:: Goal of the exercise ::
For the entries below, how many lines include the word "teacherId"? Give the figure and nothing more.

:: Exercise data ::
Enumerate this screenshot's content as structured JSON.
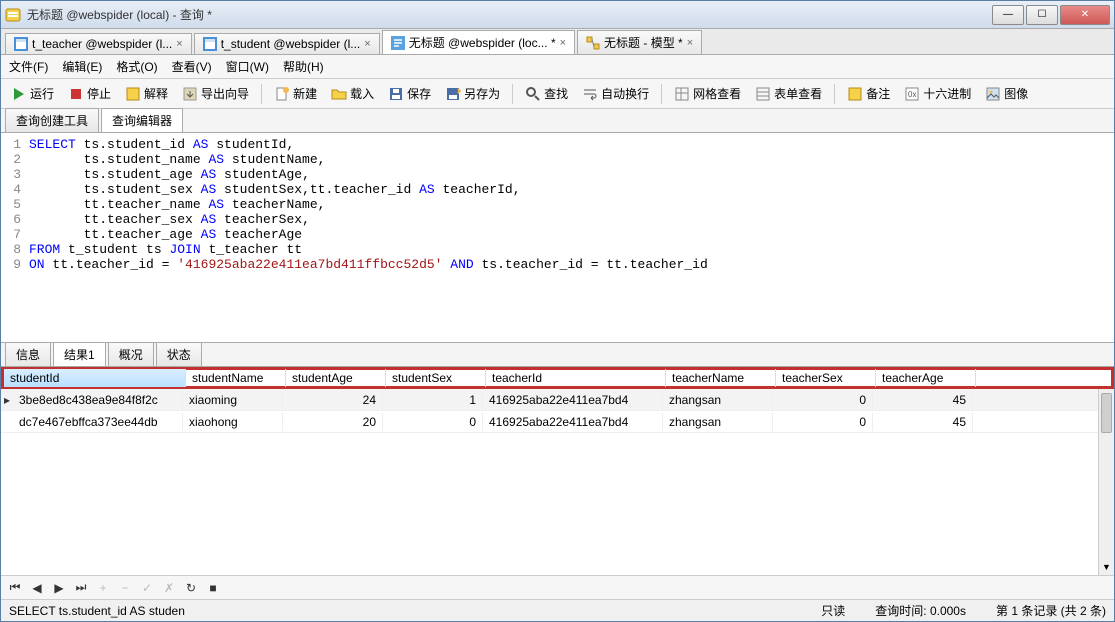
{
  "window": {
    "title": "无标题 @webspider (local) - 查询 *"
  },
  "doctabs": [
    {
      "label": "t_teacher @webspider (l...",
      "active": false
    },
    {
      "label": "t_student @webspider (l...",
      "active": false
    },
    {
      "label": "无标题 @webspider (loc... *",
      "active": true
    },
    {
      "label": "无标题 - 模型 *",
      "active": false
    }
  ],
  "menus": {
    "file": "文件(F)",
    "edit": "编辑(E)",
    "format": "格式(O)",
    "view": "查看(V)",
    "window": "窗口(W)",
    "help": "帮助(H)"
  },
  "toolbar": {
    "run": "运行",
    "stop": "停止",
    "explain": "解释",
    "export": "导出向导",
    "new": "新建",
    "load": "载入",
    "save": "保存",
    "saveas": "另存为",
    "find": "查找",
    "wrap": "自动换行",
    "gridview": "网格查看",
    "formview": "表单查看",
    "notes": "备注",
    "hex": "十六进制",
    "image": "图像"
  },
  "subtabs": {
    "builder": "查询创建工具",
    "editor": "查询编辑器"
  },
  "sql": {
    "lines": [
      "SELECT ts.student_id AS studentId,",
      "       ts.student_name AS studentName,",
      "       ts.student_age AS studentAge,",
      "       ts.student_sex AS studentSex,tt.teacher_id AS teacherId,",
      "       tt.teacher_name AS teacherName,",
      "       tt.teacher_sex AS teacherSex,",
      "       tt.teacher_age AS teacherAge",
      "FROM t_student ts JOIN t_teacher tt",
      "ON tt.teacher_id = '416925aba22e411ea7bd411ffbcc52d5' AND ts.teacher_id = tt.teacher_id"
    ]
  },
  "restabs": {
    "info": "信息",
    "result1": "结果1",
    "profile": "概况",
    "status": "状态"
  },
  "columns": [
    "studentId",
    "studentName",
    "studentAge",
    "studentSex",
    "teacherId",
    "teacherName",
    "teacherSex",
    "teacherAge"
  ],
  "rows": [
    {
      "studentId": "3be8ed8c438ea9e84f8f2c",
      "studentName": "xiaoming",
      "studentAge": "24",
      "studentSex": "1",
      "teacherId": "416925aba22e411ea7bd4",
      "teacherName": "zhangsan",
      "teacherSex": "0",
      "teacherAge": "45"
    },
    {
      "studentId": "dc7e467ebffca373ee44db",
      "studentName": "xiaohong",
      "studentAge": "20",
      "studentSex": "0",
      "teacherId": "416925aba22e411ea7bd4",
      "teacherName": "zhangsan",
      "teacherSex": "0",
      "teacherAge": "45"
    }
  ],
  "status": {
    "left": "SELECT ts.student_id AS studen",
    "readonly": "只读",
    "time": "查询时间: 0.000s",
    "records": "第 1 条记录 (共 2 条)"
  }
}
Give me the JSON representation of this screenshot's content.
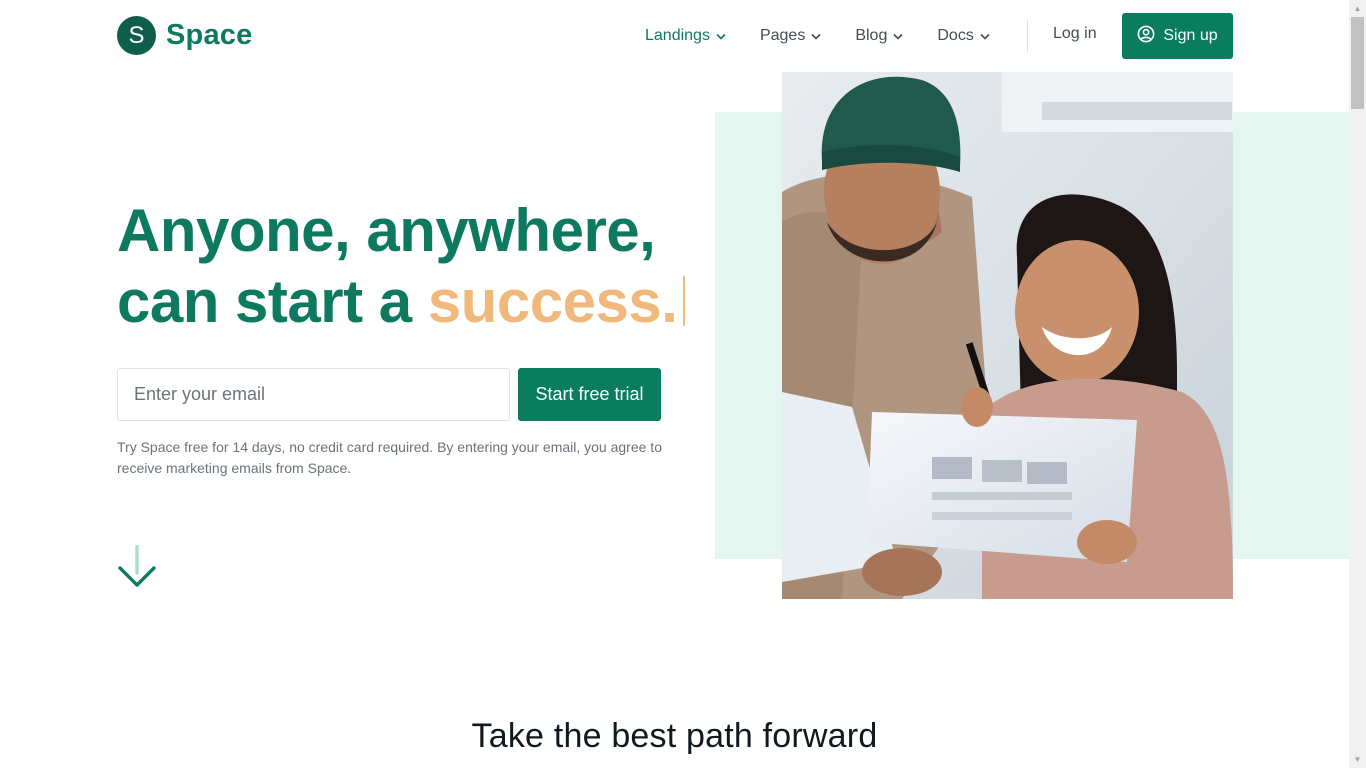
{
  "header": {
    "logo_letter": "S",
    "brand_name": "Space",
    "nav": [
      {
        "label": "Landings",
        "active": true
      },
      {
        "label": "Pages",
        "active": false
      },
      {
        "label": "Blog",
        "active": false
      },
      {
        "label": "Docs",
        "active": false
      }
    ],
    "login_label": "Log in",
    "signup_label": "Sign up"
  },
  "hero": {
    "title_line1": "Anyone, anywhere,",
    "title_line2_prefix": "can start a ",
    "title_line2_accent": "success.",
    "email_placeholder": "Enter your email",
    "cta_label": "Start free trial",
    "disclaimer": "Try Space free for 14 days, no credit card required. By entering your email, you agree to receive marketing emails from Space."
  },
  "section": {
    "title": "Take the best path forward"
  },
  "colors": {
    "brand": "#0d7a5f",
    "button": "#0a7d5e",
    "accent": "#f0b87a",
    "mint": "#e5f6f1"
  },
  "icons": {
    "chevron": "chevron-down-icon",
    "user": "user-circle-icon",
    "scroll": "arrow-down-icon"
  }
}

:: Output for this task ::
4